Each line of the records below that holds "header" should be returned.

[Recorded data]
—————
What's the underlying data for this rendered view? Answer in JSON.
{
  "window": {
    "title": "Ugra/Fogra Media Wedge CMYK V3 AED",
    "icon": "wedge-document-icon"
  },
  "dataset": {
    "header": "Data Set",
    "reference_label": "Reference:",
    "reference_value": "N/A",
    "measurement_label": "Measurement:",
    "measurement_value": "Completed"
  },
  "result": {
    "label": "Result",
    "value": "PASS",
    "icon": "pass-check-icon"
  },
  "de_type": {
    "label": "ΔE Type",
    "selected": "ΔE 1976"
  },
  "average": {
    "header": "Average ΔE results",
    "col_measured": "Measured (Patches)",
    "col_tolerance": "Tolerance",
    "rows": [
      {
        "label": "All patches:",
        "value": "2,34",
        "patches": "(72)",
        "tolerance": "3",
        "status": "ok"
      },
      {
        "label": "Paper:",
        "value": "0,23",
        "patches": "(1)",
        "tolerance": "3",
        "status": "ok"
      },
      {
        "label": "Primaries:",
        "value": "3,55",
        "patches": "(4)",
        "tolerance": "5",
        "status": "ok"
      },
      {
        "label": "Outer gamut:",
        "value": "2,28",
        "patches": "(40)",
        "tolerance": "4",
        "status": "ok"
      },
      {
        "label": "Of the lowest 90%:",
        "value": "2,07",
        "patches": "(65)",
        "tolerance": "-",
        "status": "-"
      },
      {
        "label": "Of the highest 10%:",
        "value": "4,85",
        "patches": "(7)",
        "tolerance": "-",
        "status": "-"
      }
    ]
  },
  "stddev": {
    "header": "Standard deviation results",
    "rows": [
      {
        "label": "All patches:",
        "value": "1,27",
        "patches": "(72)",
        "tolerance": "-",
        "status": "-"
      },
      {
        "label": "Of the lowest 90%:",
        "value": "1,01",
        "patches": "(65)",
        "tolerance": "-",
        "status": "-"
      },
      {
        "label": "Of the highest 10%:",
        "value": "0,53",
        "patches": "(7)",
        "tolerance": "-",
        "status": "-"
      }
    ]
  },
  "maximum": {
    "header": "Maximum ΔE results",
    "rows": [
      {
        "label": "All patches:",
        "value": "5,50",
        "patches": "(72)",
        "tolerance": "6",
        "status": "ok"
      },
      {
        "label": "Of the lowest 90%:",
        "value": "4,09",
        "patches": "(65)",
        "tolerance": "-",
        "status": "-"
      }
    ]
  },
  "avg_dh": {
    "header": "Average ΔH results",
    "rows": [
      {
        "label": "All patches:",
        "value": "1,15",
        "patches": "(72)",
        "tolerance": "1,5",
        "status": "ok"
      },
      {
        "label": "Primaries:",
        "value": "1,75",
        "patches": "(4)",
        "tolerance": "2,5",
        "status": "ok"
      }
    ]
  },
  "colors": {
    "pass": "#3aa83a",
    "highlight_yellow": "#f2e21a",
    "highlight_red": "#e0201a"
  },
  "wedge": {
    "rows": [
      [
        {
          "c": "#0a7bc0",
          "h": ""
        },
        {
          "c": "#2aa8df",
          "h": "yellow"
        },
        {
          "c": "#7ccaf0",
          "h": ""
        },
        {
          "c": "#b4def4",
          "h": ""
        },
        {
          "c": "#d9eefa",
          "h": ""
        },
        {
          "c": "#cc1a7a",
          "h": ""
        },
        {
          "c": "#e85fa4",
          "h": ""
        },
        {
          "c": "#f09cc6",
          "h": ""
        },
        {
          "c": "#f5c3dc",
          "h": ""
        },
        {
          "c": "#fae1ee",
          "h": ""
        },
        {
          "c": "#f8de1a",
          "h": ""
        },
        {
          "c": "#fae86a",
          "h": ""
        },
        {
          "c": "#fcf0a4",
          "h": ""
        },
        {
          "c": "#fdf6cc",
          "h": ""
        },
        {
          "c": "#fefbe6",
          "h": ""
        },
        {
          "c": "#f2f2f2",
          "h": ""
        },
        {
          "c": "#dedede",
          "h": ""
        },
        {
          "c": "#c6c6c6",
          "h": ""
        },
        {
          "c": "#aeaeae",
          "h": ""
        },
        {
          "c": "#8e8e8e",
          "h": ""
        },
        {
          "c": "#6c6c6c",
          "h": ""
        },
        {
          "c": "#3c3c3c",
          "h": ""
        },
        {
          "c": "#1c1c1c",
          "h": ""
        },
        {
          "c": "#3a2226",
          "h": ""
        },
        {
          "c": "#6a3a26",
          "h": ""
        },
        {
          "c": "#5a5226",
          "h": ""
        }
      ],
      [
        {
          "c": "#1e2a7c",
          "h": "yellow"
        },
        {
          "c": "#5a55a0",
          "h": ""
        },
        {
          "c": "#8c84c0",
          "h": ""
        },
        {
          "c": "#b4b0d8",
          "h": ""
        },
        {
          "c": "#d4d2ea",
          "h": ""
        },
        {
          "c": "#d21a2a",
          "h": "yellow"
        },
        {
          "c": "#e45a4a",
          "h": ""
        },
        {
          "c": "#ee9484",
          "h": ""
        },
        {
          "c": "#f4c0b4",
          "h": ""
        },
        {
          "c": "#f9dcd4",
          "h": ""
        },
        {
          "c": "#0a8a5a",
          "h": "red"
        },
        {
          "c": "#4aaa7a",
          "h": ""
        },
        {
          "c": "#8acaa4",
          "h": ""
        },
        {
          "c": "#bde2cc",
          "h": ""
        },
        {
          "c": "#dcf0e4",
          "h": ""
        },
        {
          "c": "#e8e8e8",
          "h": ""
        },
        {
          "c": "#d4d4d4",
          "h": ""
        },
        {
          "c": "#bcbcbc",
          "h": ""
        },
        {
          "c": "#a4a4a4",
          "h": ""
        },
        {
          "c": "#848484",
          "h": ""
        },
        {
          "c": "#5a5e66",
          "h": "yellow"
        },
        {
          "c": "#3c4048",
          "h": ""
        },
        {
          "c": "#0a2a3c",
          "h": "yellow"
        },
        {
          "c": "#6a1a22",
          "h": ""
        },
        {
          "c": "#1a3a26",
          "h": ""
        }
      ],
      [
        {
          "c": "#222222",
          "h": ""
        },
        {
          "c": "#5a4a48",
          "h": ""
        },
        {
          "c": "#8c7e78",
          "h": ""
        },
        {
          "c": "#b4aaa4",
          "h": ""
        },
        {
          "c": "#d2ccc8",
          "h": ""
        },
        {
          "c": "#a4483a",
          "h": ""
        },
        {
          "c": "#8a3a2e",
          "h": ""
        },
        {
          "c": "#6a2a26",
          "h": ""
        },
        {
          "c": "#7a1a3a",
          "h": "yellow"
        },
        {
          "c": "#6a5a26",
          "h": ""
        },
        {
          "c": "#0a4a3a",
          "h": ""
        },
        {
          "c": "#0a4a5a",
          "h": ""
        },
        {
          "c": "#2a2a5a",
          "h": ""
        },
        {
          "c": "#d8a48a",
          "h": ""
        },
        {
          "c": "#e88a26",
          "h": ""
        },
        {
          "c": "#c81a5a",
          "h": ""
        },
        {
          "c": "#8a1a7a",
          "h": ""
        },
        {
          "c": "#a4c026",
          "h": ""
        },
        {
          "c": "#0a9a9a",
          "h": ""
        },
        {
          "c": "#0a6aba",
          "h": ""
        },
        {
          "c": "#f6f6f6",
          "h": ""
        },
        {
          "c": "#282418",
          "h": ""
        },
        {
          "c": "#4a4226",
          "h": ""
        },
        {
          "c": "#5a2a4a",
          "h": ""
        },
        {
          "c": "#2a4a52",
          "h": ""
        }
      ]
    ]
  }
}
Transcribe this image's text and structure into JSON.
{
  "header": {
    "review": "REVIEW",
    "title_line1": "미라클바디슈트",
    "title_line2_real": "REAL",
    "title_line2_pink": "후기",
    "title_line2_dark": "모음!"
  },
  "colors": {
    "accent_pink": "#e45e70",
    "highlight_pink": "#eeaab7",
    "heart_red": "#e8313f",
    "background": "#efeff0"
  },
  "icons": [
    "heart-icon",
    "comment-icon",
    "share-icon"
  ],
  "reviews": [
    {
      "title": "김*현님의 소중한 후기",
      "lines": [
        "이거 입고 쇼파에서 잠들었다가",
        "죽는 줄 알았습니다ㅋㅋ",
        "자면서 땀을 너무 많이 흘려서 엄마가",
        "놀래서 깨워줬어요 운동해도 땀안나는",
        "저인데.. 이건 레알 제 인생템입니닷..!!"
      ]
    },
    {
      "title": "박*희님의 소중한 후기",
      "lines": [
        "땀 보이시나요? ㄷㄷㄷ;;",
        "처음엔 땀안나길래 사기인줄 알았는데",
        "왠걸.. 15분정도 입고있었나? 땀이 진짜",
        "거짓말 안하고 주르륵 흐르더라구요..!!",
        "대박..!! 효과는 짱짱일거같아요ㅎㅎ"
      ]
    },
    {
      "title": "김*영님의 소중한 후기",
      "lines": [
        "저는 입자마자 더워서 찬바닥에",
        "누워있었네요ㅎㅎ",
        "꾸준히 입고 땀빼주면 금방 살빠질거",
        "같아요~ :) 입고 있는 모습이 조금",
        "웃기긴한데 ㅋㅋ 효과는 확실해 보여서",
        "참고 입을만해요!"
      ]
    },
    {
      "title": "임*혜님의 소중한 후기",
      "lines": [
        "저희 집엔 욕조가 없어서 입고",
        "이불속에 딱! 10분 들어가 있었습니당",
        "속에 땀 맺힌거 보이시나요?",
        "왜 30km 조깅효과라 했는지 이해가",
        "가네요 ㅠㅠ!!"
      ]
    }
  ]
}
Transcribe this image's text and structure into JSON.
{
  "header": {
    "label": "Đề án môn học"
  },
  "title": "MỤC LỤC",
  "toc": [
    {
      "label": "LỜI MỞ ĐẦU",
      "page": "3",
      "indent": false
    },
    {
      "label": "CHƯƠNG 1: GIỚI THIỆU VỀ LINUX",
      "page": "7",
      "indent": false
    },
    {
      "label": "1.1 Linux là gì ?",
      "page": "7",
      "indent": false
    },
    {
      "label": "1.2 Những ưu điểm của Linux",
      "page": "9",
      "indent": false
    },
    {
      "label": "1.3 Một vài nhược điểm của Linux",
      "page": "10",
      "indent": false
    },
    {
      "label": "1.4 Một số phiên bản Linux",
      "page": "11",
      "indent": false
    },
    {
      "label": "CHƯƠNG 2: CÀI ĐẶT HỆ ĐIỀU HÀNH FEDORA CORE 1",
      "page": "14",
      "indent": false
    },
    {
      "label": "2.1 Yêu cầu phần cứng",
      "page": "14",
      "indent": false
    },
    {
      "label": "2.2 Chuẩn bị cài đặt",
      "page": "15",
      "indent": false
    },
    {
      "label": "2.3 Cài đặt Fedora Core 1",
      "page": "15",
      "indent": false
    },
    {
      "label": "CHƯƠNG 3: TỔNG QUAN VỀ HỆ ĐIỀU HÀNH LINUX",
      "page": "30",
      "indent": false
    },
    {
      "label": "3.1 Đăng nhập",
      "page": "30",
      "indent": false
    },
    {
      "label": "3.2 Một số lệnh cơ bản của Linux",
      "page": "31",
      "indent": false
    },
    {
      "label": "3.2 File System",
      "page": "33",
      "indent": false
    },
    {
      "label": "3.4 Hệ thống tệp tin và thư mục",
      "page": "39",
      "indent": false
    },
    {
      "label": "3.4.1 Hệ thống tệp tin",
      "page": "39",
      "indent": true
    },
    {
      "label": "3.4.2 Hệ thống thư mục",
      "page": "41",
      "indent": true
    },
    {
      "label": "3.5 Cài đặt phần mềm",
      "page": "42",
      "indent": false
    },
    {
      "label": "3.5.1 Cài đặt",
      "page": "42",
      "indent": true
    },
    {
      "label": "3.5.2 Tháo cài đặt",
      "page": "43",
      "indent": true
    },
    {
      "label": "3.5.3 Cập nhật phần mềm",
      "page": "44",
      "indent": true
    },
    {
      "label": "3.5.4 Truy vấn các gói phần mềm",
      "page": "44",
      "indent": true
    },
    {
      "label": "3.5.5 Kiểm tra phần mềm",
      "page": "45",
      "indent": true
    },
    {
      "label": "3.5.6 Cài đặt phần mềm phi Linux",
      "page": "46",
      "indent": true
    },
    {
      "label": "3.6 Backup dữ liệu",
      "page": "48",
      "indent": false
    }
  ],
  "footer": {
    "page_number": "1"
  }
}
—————
- [RESPONSE AREA]:
    "header": "Data Set",
    "header": "Average ΔE results",
    "header": "Standard deviation results",
    "header": "Maximum ΔE results",
    "header": "Average ΔH results",
  "header": {
  "header": {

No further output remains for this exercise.